(SOURCE RECORDS begins)
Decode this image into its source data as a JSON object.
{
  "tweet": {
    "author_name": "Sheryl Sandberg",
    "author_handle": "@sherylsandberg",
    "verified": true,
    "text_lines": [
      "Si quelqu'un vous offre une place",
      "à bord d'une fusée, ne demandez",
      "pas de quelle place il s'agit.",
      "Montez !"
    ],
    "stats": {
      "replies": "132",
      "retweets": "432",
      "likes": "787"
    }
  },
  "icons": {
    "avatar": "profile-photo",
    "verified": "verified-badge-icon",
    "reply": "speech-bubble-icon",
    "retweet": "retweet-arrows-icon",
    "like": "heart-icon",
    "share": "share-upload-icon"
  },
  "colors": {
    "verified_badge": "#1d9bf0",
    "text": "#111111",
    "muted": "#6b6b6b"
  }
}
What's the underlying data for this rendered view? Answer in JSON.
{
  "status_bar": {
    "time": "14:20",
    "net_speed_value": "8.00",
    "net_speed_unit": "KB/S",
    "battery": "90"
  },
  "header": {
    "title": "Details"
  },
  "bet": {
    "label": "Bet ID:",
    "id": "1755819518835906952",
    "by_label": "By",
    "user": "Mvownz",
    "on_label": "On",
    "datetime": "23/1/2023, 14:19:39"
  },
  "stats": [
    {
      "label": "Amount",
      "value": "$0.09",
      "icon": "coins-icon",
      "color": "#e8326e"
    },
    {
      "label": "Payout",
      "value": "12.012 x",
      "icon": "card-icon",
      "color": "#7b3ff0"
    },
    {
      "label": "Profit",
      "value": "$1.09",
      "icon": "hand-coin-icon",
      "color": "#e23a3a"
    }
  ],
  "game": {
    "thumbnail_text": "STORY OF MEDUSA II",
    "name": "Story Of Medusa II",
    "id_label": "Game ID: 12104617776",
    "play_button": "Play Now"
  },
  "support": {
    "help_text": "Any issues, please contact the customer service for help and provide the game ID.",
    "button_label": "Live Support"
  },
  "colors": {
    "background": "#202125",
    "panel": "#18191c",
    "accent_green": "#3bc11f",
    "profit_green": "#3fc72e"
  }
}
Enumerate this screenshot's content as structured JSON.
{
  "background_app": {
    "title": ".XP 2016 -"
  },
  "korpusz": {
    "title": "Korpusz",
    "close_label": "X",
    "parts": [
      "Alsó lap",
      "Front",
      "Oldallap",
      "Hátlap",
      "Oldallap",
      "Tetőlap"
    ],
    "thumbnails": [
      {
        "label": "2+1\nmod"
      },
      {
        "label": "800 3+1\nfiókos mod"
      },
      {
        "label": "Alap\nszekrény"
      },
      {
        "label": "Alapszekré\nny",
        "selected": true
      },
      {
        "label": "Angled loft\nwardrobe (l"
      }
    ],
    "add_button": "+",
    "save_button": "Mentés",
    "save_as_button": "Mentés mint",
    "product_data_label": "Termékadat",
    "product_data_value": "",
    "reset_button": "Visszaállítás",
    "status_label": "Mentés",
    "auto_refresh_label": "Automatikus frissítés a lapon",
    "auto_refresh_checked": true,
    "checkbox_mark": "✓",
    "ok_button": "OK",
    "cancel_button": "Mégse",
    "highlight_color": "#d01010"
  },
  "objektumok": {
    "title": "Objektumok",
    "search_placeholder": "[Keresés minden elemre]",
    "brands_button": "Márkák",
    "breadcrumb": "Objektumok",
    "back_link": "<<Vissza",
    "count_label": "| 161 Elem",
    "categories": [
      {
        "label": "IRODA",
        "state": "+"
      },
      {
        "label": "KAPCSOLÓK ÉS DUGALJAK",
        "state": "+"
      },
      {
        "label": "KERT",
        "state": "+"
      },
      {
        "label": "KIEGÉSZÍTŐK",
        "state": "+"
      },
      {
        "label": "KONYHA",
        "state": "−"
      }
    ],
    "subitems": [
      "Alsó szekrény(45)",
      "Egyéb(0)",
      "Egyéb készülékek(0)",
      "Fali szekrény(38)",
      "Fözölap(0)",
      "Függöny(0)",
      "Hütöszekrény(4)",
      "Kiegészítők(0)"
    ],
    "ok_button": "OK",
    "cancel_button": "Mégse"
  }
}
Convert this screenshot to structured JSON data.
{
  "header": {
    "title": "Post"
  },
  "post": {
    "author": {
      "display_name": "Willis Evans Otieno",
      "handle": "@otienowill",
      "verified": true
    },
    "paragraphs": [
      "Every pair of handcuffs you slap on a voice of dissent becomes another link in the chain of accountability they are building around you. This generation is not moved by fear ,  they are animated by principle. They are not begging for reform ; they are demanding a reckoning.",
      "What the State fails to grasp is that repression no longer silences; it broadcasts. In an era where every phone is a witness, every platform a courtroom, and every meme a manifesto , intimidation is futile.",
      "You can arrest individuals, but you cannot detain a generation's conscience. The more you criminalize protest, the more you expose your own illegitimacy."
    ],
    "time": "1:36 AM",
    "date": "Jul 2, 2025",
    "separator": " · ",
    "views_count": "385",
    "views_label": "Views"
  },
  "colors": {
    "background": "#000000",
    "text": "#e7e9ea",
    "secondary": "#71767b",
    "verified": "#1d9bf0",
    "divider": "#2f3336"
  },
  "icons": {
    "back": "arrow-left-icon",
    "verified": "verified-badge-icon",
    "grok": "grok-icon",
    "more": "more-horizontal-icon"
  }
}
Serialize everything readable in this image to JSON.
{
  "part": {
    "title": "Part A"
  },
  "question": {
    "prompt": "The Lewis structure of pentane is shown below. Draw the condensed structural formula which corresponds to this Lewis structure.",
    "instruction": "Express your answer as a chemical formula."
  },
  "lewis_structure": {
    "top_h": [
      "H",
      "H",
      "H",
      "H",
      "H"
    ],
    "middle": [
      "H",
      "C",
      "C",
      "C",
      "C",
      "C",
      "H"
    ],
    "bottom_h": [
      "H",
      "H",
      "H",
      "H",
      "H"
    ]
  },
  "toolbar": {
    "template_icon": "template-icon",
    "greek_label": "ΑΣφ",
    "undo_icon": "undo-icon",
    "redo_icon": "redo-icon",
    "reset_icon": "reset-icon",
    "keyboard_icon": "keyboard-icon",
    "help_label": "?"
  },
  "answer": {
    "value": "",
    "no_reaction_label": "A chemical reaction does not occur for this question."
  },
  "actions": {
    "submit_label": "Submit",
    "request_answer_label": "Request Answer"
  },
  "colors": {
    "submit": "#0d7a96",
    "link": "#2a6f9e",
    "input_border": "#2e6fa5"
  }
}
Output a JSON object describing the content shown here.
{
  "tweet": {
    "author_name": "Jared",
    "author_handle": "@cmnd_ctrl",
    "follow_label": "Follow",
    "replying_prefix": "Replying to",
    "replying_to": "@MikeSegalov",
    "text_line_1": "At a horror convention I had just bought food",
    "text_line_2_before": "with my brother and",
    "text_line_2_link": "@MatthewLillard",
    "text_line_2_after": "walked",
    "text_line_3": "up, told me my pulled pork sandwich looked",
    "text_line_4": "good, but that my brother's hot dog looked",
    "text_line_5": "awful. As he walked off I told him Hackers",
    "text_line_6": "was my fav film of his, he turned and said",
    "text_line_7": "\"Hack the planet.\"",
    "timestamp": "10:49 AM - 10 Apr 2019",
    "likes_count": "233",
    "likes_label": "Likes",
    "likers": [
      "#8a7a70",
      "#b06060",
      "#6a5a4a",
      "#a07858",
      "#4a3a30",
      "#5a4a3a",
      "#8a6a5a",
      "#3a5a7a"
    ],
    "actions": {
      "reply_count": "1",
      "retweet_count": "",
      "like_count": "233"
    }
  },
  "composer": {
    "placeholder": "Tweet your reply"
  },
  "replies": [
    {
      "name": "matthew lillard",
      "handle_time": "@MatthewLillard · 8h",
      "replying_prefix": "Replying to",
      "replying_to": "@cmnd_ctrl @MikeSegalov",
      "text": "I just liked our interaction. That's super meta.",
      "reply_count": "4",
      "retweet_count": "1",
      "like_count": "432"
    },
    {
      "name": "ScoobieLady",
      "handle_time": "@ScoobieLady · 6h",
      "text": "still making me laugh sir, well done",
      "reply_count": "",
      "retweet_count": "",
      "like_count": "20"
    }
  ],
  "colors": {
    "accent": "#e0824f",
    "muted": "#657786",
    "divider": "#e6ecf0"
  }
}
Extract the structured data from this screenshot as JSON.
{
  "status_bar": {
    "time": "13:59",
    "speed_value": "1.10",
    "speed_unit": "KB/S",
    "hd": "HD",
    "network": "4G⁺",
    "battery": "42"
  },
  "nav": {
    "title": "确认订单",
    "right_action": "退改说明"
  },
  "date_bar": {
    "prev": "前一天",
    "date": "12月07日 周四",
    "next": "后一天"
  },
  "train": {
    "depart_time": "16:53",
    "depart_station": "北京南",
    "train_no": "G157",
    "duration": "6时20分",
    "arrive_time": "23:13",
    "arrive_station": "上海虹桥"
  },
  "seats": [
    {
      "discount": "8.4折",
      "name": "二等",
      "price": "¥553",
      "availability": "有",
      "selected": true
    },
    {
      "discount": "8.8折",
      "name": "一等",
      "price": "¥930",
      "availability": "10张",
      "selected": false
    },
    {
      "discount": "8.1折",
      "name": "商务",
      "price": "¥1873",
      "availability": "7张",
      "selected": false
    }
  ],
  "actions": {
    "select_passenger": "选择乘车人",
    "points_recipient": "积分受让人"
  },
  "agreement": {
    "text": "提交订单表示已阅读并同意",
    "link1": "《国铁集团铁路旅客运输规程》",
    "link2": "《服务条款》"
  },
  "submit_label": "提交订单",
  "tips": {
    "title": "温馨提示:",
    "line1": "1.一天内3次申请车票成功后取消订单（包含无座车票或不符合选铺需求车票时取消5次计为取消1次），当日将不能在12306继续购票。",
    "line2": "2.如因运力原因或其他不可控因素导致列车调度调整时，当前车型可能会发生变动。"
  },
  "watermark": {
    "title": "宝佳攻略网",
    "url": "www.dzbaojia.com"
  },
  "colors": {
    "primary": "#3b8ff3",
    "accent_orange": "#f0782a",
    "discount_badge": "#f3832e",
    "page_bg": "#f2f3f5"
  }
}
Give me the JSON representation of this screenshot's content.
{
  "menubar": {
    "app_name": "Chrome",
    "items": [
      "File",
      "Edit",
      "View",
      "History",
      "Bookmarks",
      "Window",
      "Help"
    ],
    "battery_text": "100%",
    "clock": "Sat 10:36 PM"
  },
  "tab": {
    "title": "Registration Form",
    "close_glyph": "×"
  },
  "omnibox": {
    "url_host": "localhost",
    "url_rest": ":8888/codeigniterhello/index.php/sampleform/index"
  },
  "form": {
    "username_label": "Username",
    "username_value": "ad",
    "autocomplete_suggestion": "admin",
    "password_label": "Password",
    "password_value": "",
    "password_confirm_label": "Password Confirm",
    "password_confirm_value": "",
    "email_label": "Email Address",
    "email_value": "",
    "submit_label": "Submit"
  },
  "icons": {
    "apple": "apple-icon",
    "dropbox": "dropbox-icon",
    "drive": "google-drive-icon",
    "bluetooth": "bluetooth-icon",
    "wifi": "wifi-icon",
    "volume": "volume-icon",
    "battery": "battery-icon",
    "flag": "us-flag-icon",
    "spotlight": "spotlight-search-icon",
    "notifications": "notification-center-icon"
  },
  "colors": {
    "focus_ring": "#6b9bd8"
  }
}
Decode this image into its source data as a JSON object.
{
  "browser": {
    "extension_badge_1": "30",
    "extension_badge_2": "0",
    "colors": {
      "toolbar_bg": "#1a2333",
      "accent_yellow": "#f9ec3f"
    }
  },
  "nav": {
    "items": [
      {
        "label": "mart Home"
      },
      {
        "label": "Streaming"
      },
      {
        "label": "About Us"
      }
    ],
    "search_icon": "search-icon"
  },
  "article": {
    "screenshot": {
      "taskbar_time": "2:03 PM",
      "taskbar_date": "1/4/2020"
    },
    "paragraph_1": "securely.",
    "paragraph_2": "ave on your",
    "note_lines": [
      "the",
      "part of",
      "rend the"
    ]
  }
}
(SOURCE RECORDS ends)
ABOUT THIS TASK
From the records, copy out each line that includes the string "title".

PROBLEM SOLUTION
    "title": "Details"
    "title": ".XP 2016 -"
    "title": "Korpusz",
    "title": "Objektumok",
    "title": "Post"
    "title": "Part A"
    "title": "确认订单",
    "title": "温馨提示:",
    "title": "宝佳攻略网",
    "title": "Registration Form",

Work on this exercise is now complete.